However, investors are now less confident about the Federal Reserve’s ability to tighten monetary policies in an effort to curb inflation. Now, investors expect that the Fed will raise rates to zero to 1.5% in February 2023 from 1.75% or more just weeks ago. [FEDWATCH]

A BoFA Global Research survey showed that 30% of fund managers believed that stagflation would occur within the next 12 month. That’s compared to 22% last month.

Anders Persson (chief investment officer global fixed income, Nuveen) stated that although our base case is not yet 1970s stagflation but that we’re moving closer to it.

Investors are particularly concerned by the threat of stagflation because it affects all asset classes and leaves investors with very few options. A diversified portfolio of global equities, bonds and real estate could end up losing 13% in the event that rising oil prices cause stagflation, according to a stress test model by MSCI’s Risk Management Solutions research team.

In the 1960s, there was a major period of stagflation. The Fed raised interest rates by nearly 20% in 1980 due to rising oil prices and falling unemployment.

According to Goldman Sachs (NYSE): The median fell by 2.1% in quarters that were markedly affected by stagflation during the past 60 years while it rose a median 2.5% for all other quarters.

Persson, who is concerned about bond prices being affected by market volatility recently, seeks out opportunities to invest in high-yield bonds. He believes this may provide a hedge against future declines that could be caused by stagflation.

Worries that stagflation may hit Europe harder due to its heavier reliance on energy imports will likely cause some investors to edge away from the region’s assets, said Paul Christopher, head of global market strategy at Wells Fargo (NYSE: ) Investment Institute. As U.S. stock valuations rose, it became popular to move out of U.S. assets into European securities.

There is a lot of opportunity in the COMMODITIES

Christopher said that Europe’s stagnation would most likely be like the prolonged period of high growth and low inflation that the United States went through in the 1970s.

He stated that if Europe’s energy prices rise too much, then European factories would have to close down.

Persson, Nuveen’s economist estimates that an EU economy with a Brent crude oil cost of $120 a barrel would lose 2 percentage points. The rise in oil prices is likely to reduce the U.S. economy by 1 percentage point, partly due to its higher domestic production and lower taxes.

According to ICI data, U.S. equity funds have received $44.5 billion in new inflows from February while global stock funds have pulled back, with $2 billion of outflows.

Funds that focus on commodities have received $7.7 Billion in inflows from the beginning of the year. This includes the biggest one-week net gain since August 2020 according to ICI data.

These inflows were accompanied by sharp price rises in raw material that has benefited commodities exporters like Australia and Indonesia.

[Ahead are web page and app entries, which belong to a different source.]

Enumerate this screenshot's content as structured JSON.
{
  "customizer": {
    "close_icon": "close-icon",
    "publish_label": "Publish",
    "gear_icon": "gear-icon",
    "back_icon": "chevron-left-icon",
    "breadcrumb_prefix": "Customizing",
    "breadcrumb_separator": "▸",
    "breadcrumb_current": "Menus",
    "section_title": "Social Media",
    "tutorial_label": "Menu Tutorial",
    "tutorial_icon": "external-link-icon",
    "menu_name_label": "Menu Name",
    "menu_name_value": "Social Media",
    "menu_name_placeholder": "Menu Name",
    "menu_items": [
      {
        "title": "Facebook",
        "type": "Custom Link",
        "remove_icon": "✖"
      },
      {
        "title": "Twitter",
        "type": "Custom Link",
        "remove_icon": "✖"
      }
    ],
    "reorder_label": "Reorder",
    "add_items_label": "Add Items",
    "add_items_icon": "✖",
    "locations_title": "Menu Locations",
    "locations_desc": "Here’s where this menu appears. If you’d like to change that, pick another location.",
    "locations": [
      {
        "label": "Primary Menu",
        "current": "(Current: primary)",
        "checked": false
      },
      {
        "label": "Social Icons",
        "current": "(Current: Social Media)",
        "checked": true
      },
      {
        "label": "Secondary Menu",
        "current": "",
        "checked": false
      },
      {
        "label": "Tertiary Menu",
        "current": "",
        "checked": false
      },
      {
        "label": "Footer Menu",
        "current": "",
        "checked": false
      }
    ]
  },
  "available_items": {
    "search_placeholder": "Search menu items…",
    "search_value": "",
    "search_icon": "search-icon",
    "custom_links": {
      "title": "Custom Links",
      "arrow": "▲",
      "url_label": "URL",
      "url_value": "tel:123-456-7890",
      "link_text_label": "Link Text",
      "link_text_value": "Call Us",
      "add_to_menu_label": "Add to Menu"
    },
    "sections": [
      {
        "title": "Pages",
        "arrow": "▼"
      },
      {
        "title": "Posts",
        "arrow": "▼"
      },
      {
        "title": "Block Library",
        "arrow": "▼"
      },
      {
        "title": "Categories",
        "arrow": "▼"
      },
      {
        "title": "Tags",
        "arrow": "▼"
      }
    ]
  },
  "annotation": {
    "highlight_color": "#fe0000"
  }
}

Advisor Asset Management chief investment officer Cliff Corso said, “We see a long surge of opportunity in commodities”

As a hedge against higher inflation and stagflation, his fund holds positions in emerging markets equities as well as commodities from oil-rich nations like Mexico.

According to Lindsey Bell (chief markets and money strategist, Ally), a strong job market, as well as domestic energy sources, should make U.S. equity, particularly dividend-paying, attractive even in rising inflation.

She said, “The consumer continues to be healthy and has been capable of absorbing higher inflation thus far.”